  1. Cook the puy lentils in boiling water until al dente, then drain and set aside.
  2. While the lentils are cooking, make the risotto base: Soak the dried porcini in a little boiling water. Meanwhile, heat the olive oil in a large pan over a low heat. Add the celery and onion and cook for 10 minutes, until soft and sweet. Add the garlic and cook for another minute or two.
  3. Turn up the heat and add the rice. Cook for a minute or so until you hear it snap, crackle and pop, then add the wine and stir until absorbed.
  4. Drain the porcini, sieve any grit from the liquid and add this to the risotto pan, stirring until absorbed. Finely chop the porcini and add to the pan.
  5. Add the hot stock, a ladleful at a time, stirring each one in until it has been completely absorbed, about 20 minutes. Stir as much as you can – this is what will make it creamy. Once the rice is al dente (when you break into a grain, it should be almost cooked through but still have a white fleck in the middle), transfer to a bowl to cool.
  6. Preheat the oven to 190C/375F. Fry the wild mushrooms in a little olive oil over a medium heat for 5–10 minutes, until they are just starting to crisp. Bash the nuts into coarse pieces, or quickly pulse in a food processor.
  7. Once the risotto has cooled, add all other ingredients except the sugar and cranberries, season, and mix well.
  8. Butter a 20cm loaf tin and line the bottom with greaseproof paper. Cook the sugar and the cranberries in a pan over a medium heat for 1–2 minutes, then tip into the tin and spread evenly. Pile on the nut-roast mixture and pack it down with the back of a spoon.
  9. Cover the whole thing with foil and bake for 45 minutes, then remove the foil and cook for a further 15 minutes. Once it’s golden brown on top, remove the nut roast from the oven and leave to settle for 10 minutes.

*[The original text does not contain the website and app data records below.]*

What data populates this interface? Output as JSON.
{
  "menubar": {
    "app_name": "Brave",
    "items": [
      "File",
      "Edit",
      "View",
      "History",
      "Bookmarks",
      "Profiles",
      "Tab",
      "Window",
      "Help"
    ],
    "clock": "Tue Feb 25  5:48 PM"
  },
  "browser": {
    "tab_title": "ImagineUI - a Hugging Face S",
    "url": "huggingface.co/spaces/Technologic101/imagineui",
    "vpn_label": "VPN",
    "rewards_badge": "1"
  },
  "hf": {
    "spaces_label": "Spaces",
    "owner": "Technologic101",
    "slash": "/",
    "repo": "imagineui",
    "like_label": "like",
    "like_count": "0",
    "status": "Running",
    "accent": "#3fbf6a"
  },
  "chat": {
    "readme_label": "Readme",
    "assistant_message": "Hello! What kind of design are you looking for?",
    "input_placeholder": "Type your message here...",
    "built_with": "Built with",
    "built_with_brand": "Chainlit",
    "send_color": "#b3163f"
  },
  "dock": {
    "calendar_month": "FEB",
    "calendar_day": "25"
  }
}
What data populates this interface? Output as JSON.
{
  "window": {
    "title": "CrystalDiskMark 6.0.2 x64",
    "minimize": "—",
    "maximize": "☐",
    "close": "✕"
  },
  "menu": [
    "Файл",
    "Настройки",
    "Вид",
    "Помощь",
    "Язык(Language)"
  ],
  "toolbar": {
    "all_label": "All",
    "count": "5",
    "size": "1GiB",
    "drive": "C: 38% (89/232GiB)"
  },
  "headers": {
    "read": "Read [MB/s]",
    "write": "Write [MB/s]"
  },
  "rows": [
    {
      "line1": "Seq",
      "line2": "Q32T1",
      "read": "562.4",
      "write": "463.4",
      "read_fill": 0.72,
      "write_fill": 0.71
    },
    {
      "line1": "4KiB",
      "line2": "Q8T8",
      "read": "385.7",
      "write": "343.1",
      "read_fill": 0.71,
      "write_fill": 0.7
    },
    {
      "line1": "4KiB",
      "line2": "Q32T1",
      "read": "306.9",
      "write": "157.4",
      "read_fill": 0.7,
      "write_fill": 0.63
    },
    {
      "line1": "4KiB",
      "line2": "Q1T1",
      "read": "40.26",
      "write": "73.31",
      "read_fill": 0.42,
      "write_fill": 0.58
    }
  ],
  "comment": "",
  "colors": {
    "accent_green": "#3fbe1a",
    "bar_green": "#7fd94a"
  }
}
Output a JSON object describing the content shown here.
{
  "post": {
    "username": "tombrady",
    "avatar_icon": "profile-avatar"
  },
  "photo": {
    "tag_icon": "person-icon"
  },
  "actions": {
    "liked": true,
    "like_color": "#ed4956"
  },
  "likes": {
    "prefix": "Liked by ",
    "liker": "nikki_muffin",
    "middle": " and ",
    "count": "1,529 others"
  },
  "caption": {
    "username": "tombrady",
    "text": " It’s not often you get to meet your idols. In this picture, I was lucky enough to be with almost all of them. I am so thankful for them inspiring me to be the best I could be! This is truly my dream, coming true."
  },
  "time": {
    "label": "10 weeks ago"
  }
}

  10. Use a knife to loosen the tin, then place your serving platter or board on top. Cover your hand with a tea towel and flip the whole lot over, then carefully lift the tin off. Serve with cashew gravy and all the trimmings.

 

Image credit: Many thanks to Emily for snapping the above picture on Thanksgiving. A very happy moment captured!